[Input material — start]

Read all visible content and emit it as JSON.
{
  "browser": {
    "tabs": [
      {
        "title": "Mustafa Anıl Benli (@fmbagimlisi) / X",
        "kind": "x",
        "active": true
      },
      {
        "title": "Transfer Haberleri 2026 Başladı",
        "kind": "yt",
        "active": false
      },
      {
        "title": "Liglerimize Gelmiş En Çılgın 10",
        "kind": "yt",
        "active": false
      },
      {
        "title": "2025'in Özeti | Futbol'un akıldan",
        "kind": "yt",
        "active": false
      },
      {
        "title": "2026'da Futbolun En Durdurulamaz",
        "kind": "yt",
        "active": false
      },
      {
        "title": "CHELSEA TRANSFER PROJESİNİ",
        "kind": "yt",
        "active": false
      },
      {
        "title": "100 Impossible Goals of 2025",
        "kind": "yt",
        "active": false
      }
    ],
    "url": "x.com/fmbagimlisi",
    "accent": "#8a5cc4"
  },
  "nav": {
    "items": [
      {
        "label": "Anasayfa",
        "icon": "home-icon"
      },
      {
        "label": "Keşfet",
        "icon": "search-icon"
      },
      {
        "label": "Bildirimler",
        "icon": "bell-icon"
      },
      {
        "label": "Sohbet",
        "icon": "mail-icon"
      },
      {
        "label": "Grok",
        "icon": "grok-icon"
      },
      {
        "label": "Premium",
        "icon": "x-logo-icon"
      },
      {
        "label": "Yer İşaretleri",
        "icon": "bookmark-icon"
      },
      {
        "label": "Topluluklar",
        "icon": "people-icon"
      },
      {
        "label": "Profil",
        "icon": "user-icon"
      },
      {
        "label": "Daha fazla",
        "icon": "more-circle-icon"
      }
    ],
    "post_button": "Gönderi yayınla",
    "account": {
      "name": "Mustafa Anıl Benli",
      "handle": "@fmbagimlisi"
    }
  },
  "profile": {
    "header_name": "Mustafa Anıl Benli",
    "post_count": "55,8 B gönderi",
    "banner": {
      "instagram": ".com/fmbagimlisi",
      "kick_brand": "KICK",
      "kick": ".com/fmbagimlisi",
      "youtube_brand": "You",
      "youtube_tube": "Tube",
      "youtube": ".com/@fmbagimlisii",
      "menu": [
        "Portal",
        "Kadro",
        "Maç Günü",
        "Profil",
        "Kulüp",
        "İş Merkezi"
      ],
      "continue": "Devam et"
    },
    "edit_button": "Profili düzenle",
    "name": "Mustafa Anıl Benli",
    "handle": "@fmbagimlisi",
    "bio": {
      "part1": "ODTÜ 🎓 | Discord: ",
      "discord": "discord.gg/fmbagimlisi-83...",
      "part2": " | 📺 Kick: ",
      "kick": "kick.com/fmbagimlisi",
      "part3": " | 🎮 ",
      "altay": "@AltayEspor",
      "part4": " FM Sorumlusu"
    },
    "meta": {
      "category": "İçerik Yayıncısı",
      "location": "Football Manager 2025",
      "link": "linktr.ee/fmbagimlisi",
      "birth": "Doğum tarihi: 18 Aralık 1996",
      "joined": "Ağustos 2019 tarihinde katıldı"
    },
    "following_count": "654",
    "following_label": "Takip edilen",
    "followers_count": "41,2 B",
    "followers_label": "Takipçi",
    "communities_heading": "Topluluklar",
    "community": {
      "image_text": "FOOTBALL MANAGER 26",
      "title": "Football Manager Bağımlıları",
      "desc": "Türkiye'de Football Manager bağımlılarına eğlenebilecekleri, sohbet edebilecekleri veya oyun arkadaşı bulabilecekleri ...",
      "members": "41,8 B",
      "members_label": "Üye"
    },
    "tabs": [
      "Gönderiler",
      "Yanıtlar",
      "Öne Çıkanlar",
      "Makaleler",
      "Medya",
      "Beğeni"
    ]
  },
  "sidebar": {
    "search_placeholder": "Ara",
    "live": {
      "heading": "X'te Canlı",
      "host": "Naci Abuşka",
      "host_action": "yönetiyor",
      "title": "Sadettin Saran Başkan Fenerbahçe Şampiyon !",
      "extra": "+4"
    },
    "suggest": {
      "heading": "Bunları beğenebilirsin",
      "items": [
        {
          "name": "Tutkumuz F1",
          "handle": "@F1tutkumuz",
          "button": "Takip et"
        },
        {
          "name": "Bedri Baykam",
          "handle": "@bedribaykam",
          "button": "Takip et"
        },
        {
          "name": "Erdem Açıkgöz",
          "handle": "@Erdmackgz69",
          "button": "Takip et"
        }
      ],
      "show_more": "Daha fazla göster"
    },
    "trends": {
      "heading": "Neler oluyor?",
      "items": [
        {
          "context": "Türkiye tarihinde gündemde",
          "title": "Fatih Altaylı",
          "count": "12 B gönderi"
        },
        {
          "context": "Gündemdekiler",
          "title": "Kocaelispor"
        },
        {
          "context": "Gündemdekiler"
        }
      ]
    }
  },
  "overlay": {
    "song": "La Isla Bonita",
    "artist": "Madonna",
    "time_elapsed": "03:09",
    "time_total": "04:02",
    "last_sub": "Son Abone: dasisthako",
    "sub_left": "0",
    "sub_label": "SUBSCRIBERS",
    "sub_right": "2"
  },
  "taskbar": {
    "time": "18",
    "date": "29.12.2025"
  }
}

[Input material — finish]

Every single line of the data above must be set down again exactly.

**Answer for this exercise:**
Read all visible content and emit it as JSON.
{
  "browser": {
    "tabs": [
      {
        "title": "Mustafa Anıl Benli (@fmbagimlisi) / X",
        "kind": "x",
        "active": true
      },
      {
        "title": "Transfer Haberleri 2026 Başladı",
        "kind": "yt",
        "active": false
      },
      {
        "title": "Liglerimize Gelmiş En Çılgın 10",
        "kind": "yt",
        "active": false
      },
      {
        "title": "2025'in Özeti | Futbol'un akıldan",
        "kind": "yt",
        "active": false
      },
      {
        "title": "2026'da Futbolun En Durdurulamaz",
        "kind": "yt",
        "active": false
      },
      {
        "title": "CHELSEA TRANSFER PROJESİNİ",
        "kind": "yt",
        "active": false
      },
      {
        "title": "100 Impossible Goals of 2025",
        "kind": "yt",
        "active": false
      }
    ],
    "url": "x.com/fmbagimlisi",
    "accent": "#8a5cc4"
  },
  "nav": {
    "items": [
      {
        "label": "Anasayfa",
        "icon": "home-icon"
      },
      {
        "label": "Keşfet",
        "icon": "search-icon"
      },
      {
        "label": "Bildirimler",
        "icon": "bell-icon"
      },
      {
        "label": "Sohbet",
        "icon": "mail-icon"
      },
      {
        "label": "Grok",
        "icon": "grok-icon"
      },
      {
        "label": "Premium",
        "icon": "x-logo-icon"
      },
      {
        "label": "Yer İşaretleri",
        "icon": "bookmark-icon"
      },
      {
        "label": "Topluluklar",
        "icon": "people-icon"
      },
      {
        "label": "Profil",
        "icon": "user-icon"
      },
      {
        "label": "Daha fazla",
        "icon": "more-circle-icon"
      }
    ],
    "post_button": "Gönderi yayınla",
    "account": {
      "name": "Mustafa Anıl Benli",
      "handle": "@fmbagimlisi"
    }
  },
  "profile": {
    "header_name": "Mustafa Anıl Benli",
    "post_count": "55,8 B gönderi",
    "banner": {
      "instagram": ".com/fmbagimlisi",
      "kick_brand": "KICK",
      "kick": ".com/fmbagimlisi",
      "youtube_brand": "You",
      "youtube_tube": "Tube",
      "youtube": ".com/@fmbagimlisii",
      "menu": [
        "Portal",
        "Kadro",
        "Maç Günü",
        "Profil",
        "Kulüp",
        "İş Merkezi"
      ],
      "continue": "Devam et"
    },
    "edit_button": "Profili düzenle",
    "name": "Mustafa Anıl Benli",
    "handle": "@fmbagimlisi",
    "bio": {
      "part1": "ODTÜ 🎓 | Discord: ",
      "discord": "discord.gg/fmbagimlisi-83...",
      "part2": " | 📺 Kick: ",
      "kick": "kick.com/fmbagimlisi",
      "part3": " | 🎮 ",
      "altay": "@AltayEspor",
      "part4": " FM Sorumlusu"
    },
    "meta": {
      "category": "İçerik Yayıncısı",
      "location": "Football Manager 2025",
      "link": "linktr.ee/fmbagimlisi",
      "birth": "Doğum tarihi: 18 Aralık 1996",
      "joined": "Ağustos 2019 tarihinde katıldı"
    },
    "following_count": "654",
    "following_label": "Takip edilen",
    "followers_count": "41,2 B",
    "followers_label": "Takipçi",
    "communities_heading": "Topluluklar",
    "community": {
      "image_text": "FOOTBALL MANAGER 26",
      "title": "Football Manager Bağımlıları",
      "desc": "Türkiye'de Football Manager bağımlılarına eğlenebilecekleri, sohbet edebilecekleri veya oyun arkadaşı bulabilecekleri ...",
      "members": "41,8 B",
      "members_label": "Üye"
    },
    "tabs": [
      "Gönderiler",
      "Yanıtlar",
      "Öne Çıkanlar",
      "Makaleler",
      "Medya",
      "Beğeni"
    ]
  },
  "sidebar": {
    "search_placeholder": "Ara",
    "live": {
      "heading": "X'te Canlı",
      "host": "Naci Abuşka",
      "host_action": "yönetiyor",
      "title": "Sadettin Saran Başkan Fenerbahçe Şampiyon !",
      "extra": "+4"
    },
    "suggest": {
      "heading": "Bunları beğenebilirsin",
      "items": [
        {
          "name": "Tutkumuz F1",
          "handle": "@F1tutkumuz",
          "button": "Takip et"
        },
        {
          "name": "Bedri Baykam",
          "handle": "@bedribaykam",
          "button": "Takip et"
        },
        {
          "name": "Erdem Açıkgöz",
          "handle": "@Erdmackgz69",
          "button": "Takip et"
        }
      ],
      "show_more": "Daha fazla göster"
    },
    "trends": {
      "heading": "Neler oluyor?",
      "items": [
        {
          "context": "Türkiye tarihinde gündemde",
          "title": "Fatih Altaylı",
          "count": "12 B gönderi"
        },
        {
          "context": "Gündemdekiler",
          "title": "Kocaelispor"
        },
        {
          "context": "Gündemdekiler"
        }
      ]
    }
  },
  "overlay": {
    "song": "La Isla Bonita",
    "artist": "Madonna",
    "time_elapsed": "03:09",
    "time_total": "04:02",
    "last_sub": "Son Abone: dasisthako",
    "sub_left": "0",
    "sub_label": "SUBSCRIBERS",
    "sub_right": "2"
  },
  "taskbar": {
    "time": "18",
    "date": "29.12.2025"
  }
}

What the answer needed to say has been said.